Improper conveyor practices in the mining industry cause 4% of overall fatalities, and result from a lack of knowledge on the equipment’s operation and an inability to identify potential hazards, says industry association Conveyor Manufacturers Association (CMA) of South Africa.
To help counter this problem, the CMA presents safety presentations at various forums, including the Association of Mine Resident Engineers, the South African Colliery Engineers Association and the Mpumalanga Underground Coal Regional Tripartite Forum.
These training sessions also assist with issues being faced in the mining belt conveyor industry. The CMA also publishes continuously updated belt conveyor operation and safety guidelines on its website.
“Health and safety has always been the number one priority, with every mine aiming to achieve a 0% fatality rate. The CMA strives to continuously develop skills and knowledge relating to belt conveyor operation excellence and safety,” avers CMA chairperson Jay Pillay.
He adds that CMA members have opportunities on a bimonthly basis to present new information or case studies on the conveyor industry. The CMA also has a joint forum with the South African Institute of Materials Handling, held yearly, providing technical presentations on new developments and guidelines.
Training in Motion
The CMA presents various courses to aid and upskill mines in proper conveyor use and practices.

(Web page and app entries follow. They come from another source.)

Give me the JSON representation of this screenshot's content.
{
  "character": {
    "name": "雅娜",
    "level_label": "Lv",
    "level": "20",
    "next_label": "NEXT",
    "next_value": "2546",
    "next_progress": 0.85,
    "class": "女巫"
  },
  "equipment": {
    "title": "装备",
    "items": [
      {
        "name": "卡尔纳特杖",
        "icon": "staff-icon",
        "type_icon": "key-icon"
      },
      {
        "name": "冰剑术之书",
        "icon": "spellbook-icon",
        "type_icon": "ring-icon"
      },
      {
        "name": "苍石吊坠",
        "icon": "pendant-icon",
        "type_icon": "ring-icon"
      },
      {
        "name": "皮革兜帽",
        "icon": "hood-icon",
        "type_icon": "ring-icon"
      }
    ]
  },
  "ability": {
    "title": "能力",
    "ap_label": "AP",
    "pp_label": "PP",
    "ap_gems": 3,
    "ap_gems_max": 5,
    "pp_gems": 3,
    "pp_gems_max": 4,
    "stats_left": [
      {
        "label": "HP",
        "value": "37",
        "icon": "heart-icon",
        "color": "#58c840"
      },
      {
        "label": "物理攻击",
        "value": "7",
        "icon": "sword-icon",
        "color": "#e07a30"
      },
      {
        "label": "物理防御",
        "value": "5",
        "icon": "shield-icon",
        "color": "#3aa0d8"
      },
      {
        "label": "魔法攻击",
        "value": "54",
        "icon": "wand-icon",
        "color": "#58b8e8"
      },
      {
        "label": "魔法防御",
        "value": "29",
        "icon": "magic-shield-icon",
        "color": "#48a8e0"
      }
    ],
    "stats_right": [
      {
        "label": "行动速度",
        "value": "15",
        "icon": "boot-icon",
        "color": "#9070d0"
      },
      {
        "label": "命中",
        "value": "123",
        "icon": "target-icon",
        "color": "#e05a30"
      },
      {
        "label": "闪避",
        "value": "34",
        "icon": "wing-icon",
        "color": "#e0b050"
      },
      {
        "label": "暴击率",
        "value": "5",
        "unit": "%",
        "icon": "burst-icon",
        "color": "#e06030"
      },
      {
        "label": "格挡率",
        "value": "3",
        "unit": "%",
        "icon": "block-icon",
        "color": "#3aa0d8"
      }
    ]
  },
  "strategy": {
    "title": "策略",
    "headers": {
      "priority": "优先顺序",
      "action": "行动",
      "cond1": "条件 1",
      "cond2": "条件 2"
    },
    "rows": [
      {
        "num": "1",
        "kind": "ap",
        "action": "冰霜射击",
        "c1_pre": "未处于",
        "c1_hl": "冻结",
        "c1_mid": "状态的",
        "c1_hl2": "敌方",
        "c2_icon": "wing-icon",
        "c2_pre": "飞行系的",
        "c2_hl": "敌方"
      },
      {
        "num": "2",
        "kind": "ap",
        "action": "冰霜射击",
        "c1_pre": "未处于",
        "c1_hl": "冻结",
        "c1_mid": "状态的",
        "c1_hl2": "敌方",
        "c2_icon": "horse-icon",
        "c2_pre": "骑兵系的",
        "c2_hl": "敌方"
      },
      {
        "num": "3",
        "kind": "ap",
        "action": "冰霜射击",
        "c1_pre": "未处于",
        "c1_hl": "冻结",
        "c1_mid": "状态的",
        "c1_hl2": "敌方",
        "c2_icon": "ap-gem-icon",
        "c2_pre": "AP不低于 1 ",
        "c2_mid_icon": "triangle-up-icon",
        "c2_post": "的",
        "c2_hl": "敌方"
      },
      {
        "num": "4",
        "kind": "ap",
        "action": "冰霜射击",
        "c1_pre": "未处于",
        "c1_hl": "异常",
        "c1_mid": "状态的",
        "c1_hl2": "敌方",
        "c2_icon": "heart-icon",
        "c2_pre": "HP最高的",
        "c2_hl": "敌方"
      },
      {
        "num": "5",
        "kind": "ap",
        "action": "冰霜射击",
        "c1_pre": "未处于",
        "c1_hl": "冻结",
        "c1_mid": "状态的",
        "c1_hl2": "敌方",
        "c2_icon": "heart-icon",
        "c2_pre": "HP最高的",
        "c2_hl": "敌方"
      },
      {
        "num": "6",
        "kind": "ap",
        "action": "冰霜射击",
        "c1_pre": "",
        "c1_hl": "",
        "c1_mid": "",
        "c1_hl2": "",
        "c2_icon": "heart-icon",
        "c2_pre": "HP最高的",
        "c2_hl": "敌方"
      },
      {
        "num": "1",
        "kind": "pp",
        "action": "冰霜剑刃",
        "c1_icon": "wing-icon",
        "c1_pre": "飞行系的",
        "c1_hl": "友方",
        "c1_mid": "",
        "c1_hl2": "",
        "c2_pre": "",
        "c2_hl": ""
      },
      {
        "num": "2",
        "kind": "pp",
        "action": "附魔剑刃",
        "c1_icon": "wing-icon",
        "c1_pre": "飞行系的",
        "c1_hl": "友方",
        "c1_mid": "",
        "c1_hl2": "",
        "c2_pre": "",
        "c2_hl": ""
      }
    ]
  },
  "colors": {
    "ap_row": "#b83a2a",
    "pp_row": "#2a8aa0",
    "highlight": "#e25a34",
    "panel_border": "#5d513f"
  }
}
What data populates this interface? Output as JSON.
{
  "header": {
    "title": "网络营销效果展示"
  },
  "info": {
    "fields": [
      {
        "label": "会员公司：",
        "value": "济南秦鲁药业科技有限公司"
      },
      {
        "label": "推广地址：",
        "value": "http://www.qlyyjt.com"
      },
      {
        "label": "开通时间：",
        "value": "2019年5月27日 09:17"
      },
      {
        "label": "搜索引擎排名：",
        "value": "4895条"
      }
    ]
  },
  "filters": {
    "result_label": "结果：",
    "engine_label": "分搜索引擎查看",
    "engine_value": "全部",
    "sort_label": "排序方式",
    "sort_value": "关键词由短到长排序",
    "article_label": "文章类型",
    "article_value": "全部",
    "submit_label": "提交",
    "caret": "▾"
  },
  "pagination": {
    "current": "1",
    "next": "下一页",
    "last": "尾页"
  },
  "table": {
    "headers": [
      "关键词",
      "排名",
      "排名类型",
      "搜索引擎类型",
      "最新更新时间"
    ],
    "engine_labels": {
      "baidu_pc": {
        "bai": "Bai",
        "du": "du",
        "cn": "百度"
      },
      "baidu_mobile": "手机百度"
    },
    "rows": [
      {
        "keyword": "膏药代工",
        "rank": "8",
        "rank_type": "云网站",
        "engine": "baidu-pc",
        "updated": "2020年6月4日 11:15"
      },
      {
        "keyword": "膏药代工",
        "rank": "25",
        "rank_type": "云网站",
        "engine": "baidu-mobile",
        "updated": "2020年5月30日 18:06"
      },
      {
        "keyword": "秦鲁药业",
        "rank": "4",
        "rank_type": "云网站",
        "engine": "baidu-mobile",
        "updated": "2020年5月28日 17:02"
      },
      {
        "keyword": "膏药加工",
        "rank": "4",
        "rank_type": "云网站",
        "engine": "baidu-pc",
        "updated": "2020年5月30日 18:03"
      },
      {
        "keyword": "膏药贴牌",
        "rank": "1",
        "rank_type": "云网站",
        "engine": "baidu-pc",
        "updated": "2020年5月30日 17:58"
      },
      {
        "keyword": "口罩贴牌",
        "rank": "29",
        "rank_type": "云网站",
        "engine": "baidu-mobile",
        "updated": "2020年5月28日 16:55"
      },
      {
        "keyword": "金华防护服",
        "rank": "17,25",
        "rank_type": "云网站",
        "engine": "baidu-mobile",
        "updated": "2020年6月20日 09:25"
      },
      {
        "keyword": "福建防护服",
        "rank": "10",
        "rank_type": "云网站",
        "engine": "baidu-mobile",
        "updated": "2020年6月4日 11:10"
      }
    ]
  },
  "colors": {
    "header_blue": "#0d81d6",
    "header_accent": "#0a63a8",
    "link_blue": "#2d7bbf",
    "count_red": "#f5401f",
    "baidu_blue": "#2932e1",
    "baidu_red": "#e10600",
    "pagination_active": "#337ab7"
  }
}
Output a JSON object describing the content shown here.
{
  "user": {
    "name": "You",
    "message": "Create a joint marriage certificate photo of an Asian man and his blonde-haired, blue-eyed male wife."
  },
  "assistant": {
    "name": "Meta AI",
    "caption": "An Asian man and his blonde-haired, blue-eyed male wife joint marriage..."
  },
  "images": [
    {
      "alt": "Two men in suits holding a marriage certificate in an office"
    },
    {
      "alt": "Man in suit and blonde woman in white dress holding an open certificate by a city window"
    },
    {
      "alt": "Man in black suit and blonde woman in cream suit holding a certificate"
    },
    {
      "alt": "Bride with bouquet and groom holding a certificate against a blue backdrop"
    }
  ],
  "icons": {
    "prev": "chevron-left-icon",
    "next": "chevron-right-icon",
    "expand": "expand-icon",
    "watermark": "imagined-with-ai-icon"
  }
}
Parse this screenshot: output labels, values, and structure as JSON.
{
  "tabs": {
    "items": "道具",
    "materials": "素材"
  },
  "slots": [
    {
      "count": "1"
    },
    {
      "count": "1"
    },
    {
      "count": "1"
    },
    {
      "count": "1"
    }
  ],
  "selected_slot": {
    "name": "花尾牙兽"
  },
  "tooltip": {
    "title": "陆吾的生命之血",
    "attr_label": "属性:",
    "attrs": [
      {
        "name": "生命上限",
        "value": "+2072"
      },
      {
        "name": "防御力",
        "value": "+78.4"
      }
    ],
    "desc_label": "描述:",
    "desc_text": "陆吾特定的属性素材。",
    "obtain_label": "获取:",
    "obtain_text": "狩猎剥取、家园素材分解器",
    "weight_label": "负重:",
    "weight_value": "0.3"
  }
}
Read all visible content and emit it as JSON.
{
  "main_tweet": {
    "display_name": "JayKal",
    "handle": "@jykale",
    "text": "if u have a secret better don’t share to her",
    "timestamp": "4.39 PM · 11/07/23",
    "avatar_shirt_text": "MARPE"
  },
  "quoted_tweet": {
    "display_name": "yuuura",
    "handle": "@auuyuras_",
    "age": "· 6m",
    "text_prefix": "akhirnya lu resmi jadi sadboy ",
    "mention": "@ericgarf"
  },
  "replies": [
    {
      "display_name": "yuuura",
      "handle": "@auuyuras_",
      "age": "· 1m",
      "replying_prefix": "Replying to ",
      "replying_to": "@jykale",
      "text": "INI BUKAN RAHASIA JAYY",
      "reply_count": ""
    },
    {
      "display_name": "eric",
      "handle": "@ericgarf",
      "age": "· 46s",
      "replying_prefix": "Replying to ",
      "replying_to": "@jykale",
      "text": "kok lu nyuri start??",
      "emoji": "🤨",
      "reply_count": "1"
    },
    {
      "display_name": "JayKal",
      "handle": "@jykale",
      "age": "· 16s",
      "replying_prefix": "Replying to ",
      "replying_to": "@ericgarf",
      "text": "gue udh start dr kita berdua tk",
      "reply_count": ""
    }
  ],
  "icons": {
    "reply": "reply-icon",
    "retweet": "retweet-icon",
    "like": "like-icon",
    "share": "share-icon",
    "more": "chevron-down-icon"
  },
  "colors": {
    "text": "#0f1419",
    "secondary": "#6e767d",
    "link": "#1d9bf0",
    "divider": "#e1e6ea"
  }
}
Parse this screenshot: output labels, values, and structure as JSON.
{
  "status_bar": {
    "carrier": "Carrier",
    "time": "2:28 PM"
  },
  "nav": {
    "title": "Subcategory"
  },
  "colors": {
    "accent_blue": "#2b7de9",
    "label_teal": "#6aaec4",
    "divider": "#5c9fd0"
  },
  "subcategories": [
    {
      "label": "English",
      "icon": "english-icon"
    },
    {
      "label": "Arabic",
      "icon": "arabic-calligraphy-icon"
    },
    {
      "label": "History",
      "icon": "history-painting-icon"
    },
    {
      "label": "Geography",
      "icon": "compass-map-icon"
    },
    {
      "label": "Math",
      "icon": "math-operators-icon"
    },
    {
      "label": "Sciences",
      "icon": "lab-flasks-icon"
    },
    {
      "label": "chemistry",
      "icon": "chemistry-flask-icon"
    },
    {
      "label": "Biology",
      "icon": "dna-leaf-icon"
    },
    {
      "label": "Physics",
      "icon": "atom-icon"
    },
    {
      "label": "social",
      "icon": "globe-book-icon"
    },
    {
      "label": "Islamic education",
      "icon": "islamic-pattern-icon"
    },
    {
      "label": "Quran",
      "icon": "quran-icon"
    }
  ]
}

These courses include a diploma, which equips participants with the know-how needed to undertake calculations to determine conveyor belt tension and power requirements, as well as the belt class for the application and belt tensioning system criteria.
This course’s curriculum also includes pulley and idler selection, and guidance on catalogue selection of motors, geared reducers and couplings, which are vital to ensure efficient operation and safety.
“The diploma course intends to give insight to engineers with little or no knowledge on conveyors, with regard to their operation and the design of various components,” explains Pillay.
He adds that participants will be able to solve common problems associated with conveyor equipment, becoming aware of certain pitfalls and how to avoid them.
Ideal candidates for this course include newly graduated mechanical engineers and technicians, draughtsmen and mining operators engaged in the industry.
The diploma course, which is Engineering Council of South Africa accredited, runs over five days, with participants attending lectures, undertaking site visits and sitting for examinations.
The course had 14 participants in October last year, of which four received distinctions, and eight candidates in May, when three obtained distinctions.
Additionally, the CMA presents a certificate training course, which familiarises participants with conveyors and is intended for artisans, draughtsmen, junior engineers, sales executives, apprentices and technicians working in a conveyor-operated environment.
This comprehensive course runs over three days and overviews operating procedures, components in key areas, tracking and training belts theory, and electrical and safety issues, as well as maintenance issues, belt splicing, tracking and inspection.
Other topics covered in the course are conveyor types, components, belt materials, design basics, belt speed, width and class, carcass types, idlers, pulleys, scrapers and ploughs, couplings, motors, gears, bearings and plummer blocks.
This course had 19 participants in June, with a 100% pass rate, and 27 students in July.
Pillay points out that mine sites often take a “run until it breaks” approach when it comes to conveyor equipment, which has expensive downtime implications and poses risks to staff safety.
“It is essential that staff are adequately skilled in terms of their specific func- tion on site,” he says, adding that the CMA also presents courses on single-particle chute design, belt splicing and couplings.